Work to complete. If a line in the listing below has the string "snippet", copy it out.

Supplied entries.
BEGIN
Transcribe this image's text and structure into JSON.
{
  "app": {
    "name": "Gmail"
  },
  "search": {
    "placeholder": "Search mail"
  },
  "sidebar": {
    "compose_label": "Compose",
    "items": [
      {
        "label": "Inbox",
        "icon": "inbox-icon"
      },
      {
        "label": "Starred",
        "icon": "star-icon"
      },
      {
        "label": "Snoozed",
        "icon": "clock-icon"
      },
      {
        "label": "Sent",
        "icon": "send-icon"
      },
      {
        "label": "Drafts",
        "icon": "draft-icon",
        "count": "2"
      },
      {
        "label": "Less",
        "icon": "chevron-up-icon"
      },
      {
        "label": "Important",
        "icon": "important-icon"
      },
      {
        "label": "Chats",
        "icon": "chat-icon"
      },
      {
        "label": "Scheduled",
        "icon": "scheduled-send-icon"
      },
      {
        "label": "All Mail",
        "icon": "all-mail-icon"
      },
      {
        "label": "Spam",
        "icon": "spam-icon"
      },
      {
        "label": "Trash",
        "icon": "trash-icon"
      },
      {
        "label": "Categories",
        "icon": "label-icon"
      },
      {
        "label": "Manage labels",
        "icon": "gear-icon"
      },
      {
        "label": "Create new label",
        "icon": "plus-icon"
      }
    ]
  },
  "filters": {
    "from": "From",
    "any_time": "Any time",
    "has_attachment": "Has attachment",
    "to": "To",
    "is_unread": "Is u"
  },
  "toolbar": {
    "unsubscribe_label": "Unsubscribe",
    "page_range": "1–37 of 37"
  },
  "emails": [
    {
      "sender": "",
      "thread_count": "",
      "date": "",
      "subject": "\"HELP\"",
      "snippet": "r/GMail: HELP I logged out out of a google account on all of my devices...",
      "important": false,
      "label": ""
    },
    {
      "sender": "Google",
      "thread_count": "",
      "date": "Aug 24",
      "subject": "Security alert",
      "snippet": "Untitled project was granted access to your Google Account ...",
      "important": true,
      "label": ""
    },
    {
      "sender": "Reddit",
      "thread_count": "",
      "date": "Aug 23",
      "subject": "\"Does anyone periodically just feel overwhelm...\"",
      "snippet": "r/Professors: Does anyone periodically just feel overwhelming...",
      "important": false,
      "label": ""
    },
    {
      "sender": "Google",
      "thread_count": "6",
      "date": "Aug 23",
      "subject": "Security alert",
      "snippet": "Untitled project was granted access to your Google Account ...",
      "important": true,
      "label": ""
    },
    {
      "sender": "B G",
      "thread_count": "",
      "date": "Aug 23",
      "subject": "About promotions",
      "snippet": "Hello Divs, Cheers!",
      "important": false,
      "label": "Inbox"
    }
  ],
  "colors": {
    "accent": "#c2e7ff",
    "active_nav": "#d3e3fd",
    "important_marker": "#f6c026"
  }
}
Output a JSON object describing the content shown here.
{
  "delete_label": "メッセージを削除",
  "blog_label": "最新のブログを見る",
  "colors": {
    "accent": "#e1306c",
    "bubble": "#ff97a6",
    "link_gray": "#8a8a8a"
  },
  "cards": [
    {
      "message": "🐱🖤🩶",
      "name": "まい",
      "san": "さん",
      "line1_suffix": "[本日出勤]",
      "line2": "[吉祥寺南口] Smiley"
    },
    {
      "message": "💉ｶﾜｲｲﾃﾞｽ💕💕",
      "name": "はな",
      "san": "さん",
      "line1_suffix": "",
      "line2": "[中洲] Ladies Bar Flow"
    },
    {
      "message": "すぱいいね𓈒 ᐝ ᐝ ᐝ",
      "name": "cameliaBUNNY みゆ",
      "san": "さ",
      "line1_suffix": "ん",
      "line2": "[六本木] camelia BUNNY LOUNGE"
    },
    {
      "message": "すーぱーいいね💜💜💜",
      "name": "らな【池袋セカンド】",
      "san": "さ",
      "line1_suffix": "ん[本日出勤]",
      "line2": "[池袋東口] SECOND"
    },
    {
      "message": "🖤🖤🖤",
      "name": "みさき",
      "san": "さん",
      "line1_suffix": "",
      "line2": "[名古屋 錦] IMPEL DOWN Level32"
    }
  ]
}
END
Exercise output.
      "snippet": "r/GMail: HELP I logged out out of a google account on all of my devices...",
      "snippet": "Untitled project was granted access to your Google Account ...",
      "snippet": "r/Professors: Does anyone periodically just feel overwhelming...",
      "snippet": "Untitled project was granted access to your Google Account ...",
      "snippet": "Hello Divs, Cheers!",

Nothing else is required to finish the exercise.